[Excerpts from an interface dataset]
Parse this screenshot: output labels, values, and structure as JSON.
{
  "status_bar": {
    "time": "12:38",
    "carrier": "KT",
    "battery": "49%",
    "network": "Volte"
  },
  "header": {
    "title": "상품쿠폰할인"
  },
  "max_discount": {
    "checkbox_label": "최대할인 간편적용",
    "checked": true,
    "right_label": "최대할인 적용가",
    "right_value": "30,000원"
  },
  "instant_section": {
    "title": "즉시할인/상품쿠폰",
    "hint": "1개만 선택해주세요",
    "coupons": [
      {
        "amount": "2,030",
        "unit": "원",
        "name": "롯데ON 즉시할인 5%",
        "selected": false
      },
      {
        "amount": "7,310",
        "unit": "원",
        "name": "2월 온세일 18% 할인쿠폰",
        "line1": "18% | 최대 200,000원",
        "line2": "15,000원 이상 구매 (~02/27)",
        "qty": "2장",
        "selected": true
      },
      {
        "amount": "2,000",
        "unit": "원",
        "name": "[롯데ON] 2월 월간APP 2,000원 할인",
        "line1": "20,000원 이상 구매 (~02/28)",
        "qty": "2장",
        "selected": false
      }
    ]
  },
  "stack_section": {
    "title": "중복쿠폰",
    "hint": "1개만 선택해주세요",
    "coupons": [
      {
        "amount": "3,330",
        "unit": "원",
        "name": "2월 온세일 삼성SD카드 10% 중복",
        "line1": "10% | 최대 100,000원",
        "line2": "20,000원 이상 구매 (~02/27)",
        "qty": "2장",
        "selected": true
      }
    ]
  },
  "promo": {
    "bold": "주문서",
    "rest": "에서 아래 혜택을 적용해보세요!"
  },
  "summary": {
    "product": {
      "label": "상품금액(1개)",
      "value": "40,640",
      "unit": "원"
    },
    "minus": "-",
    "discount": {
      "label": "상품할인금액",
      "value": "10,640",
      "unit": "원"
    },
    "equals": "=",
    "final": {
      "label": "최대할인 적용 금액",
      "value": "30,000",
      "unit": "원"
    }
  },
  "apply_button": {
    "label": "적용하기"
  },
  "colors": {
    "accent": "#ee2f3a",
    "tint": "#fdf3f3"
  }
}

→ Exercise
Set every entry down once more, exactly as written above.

→ Result
Parse this screenshot: output labels, values, and structure as JSON.
{
  "status_bar": {
    "time": "12:38",
    "carrier": "KT",
    "battery": "49%",
    "network": "Volte"
  },
  "header": {
    "title": "상품쿠폰할인"
  },
  "max_discount": {
    "checkbox_label": "최대할인 간편적용",
    "checked": true,
    "right_label": "최대할인 적용가",
    "right_value": "30,000원"
  },
  "instant_section": {
    "title": "즉시할인/상품쿠폰",
    "hint": "1개만 선택해주세요",
    "coupons": [
      {
        "amount": "2,030",
        "unit": "원",
        "name": "롯데ON 즉시할인 5%",
        "selected": false
      },
      {
        "amount": "7,310",
        "unit": "원",
        "name": "2월 온세일 18% 할인쿠폰",
        "line1": "18% | 최대 200,000원",
        "line2": "15,000원 이상 구매 (~02/27)",
        "qty": "2장",
        "selected": true
      },
      {
        "amount": "2,000",
        "unit": "원",
        "name": "[롯데ON] 2월 월간APP 2,000원 할인",
        "line1": "20,000원 이상 구매 (~02/28)",
        "qty": "2장",
        "selected": false
      }
    ]
  },
  "stack_section": {
    "title": "중복쿠폰",
    "hint": "1개만 선택해주세요",
    "coupons": [
      {
        "amount": "3,330",
        "unit": "원",
        "name": "2월 온세일 삼성SD카드 10% 중복",
        "line1": "10% | 최대 100,000원",
        "line2": "20,000원 이상 구매 (~02/27)",
        "qty": "2장",
        "selected": true
      }
    ]
  },
  "promo": {
    "bold": "주문서",
    "rest": "에서 아래 혜택을 적용해보세요!"
  },
  "summary": {
    "product": {
      "label": "상품금액(1개)",
      "value": "40,640",
      "unit": "원"
    },
    "minus": "-",
    "discount": {
      "label": "상품할인금액",
      "value": "10,640",
      "unit": "원"
    },
    "equals": "=",
    "final": {
      "label": "최대할인 적용 금액",
      "value": "30,000",
      "unit": "원"
    }
  },
  "apply_button": {
    "label": "적용하기"
  },
  "colors": {
    "accent": "#ee2f3a",
    "tint": "#fdf3f3"
  }
}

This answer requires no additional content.